Dumbarton district within Scotland
|• Succeeded by||(Part of) West Dunbartonshire|
(Part of) Argyll and Bute
|Government||Dumbarton District Council|
As its name suggests, the district (one of five in the Dunbarton sub-region and 19 overall across the Strathclyde region, which contained more than half of Scotland's population) was centred around the town of Dumbarton, capital of the historic county of Dunbartonshire, although its boundaries extended far beyond the town.
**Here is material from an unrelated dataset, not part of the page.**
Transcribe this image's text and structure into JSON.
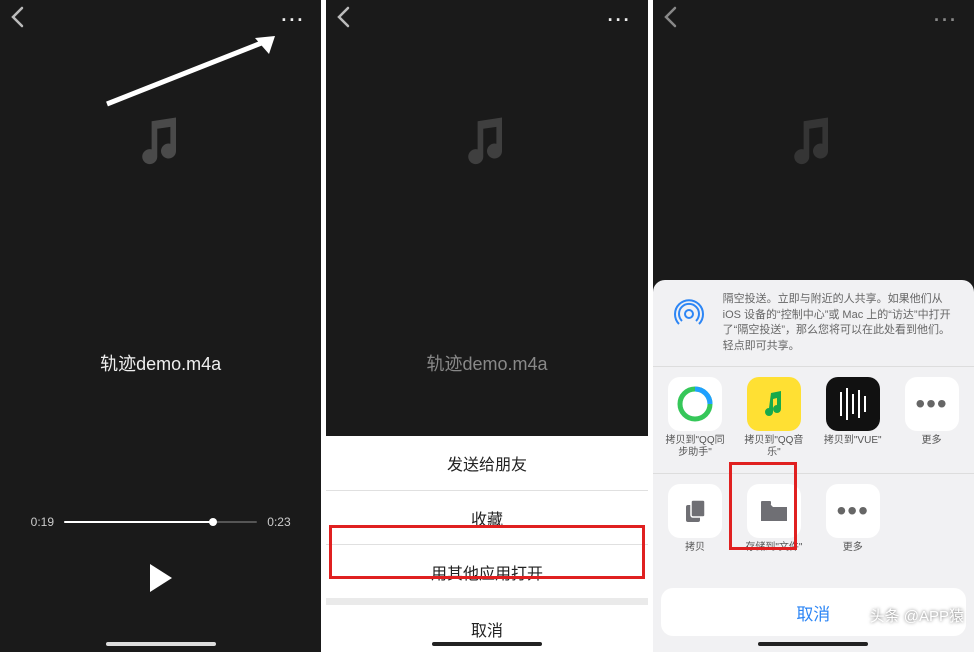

In the Local Government (Scotland) Act 1973 leading to its creation, the district's desired composition was described as:
- In the county of Dunbarton—the burghs of Dumbarton, Cove and Kilcreggan, Helensburgh; the districts of Helensburgh, Vale of Leven; the electoral divisions of Bowling, Dunbarton.
Other than Dumbarton and the Vale of Leven settlements just to its north, plus the town of Helensburgh and neighbouring coastal villages on the Firth of Clyde further west, the terrain was increasingly mountainous and sparsely populated (much lying beyond the Highland Boundary Fault). The middle of Loch Long was the western boundary and the middle of Loch Lomond the eastern boundary, excepting everything south of the Endrick Water which belonged wholly to Dumbarton. Much of the rest of the eastern border was with Stirling district in Central region, while the smaller Clydebank district in Dunbarton was to the south-east (with the division at Old Kilpatrick).
The Local Government etc. (Scotland) Act 1994 abolished all of the districts and regions. The eastern, more populated part of the Dumbarton district was merged with the Clydebank district to form the West Dunbartonshire unitary council area, with the Dumbarton district offices continuing as the headquarters for WDC. The western part of the district (everything west of Duck Bay/Cameron House at Loch Lomond and the Castlehill neighbourhood on the edge of Dumbarton) was allocated to Argyll and Bute following a referendum on the matter in 1994, while a small rural area at Croftamie went to Stirling Council.